Volume 4, Issue 9, Pages 549-553
Colon and Rectum

The Malignant Polyp - When to Operate: The St. Mark’s Experience

Christopher B Williams and John M Geraghty

St Mark’s Hospital, London, UK

Copyright © 1990 Hindawi Publishing Corporation. This is an open access article distributed under the Creative Commons Attribution License, which permits unrestricted use, distribution, and reproduction in any medium, provided the original work is properly cited.

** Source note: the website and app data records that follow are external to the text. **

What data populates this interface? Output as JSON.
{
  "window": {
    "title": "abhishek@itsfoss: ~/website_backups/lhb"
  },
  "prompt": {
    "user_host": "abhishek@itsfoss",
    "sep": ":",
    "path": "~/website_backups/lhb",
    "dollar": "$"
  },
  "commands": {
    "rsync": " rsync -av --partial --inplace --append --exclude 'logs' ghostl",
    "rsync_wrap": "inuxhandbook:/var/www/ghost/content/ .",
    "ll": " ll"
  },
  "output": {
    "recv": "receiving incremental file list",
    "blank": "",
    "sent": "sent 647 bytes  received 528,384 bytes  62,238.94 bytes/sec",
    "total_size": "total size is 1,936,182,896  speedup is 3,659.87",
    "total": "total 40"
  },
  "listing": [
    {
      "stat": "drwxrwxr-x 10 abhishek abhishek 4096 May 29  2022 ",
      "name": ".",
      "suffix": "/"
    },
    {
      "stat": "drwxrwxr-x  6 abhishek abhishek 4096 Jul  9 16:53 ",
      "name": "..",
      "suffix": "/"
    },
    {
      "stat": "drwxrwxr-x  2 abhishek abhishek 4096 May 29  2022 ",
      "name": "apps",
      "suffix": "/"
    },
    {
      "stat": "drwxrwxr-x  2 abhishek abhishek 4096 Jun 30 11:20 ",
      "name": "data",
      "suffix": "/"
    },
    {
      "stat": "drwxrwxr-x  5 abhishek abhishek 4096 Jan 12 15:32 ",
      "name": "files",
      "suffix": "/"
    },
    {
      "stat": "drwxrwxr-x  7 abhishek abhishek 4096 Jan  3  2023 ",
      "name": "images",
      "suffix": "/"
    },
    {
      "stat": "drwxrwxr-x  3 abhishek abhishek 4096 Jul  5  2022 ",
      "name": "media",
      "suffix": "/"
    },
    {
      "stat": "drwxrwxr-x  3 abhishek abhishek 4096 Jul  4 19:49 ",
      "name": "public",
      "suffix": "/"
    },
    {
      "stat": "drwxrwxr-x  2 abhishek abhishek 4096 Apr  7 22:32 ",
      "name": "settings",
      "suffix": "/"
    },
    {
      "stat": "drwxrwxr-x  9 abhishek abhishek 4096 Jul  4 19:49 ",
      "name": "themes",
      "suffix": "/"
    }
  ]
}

The world literature on malignant polyps suggests that those removed endoscopically with recognized favorable histological features for conservative management have excellent prognoses without surgery. Many sessile or 'uncertainly removed' malignant polyps after endoscopic polypectomy also show no evidence of residual cancer, suggesting that referral for surgical resection is not invariably in the best interests of elderly or poor surgical risk patients. St Mark's experience of five year follow-up of 62 patients with malignant polyps judged 'completely excised' showed three cancer-related deaths (of uncertain primary) in 78- to 81-year-old patients. Of 18 patients with malignant polyps 'incompletely excised,' seven had no cancer found at surgery, 10 were well without surgery and one died from carcinomatosis following delayed surgery. These generally encouraging results are further evidence that 'knee jerk surgery' for malignant polyps is inappropriate.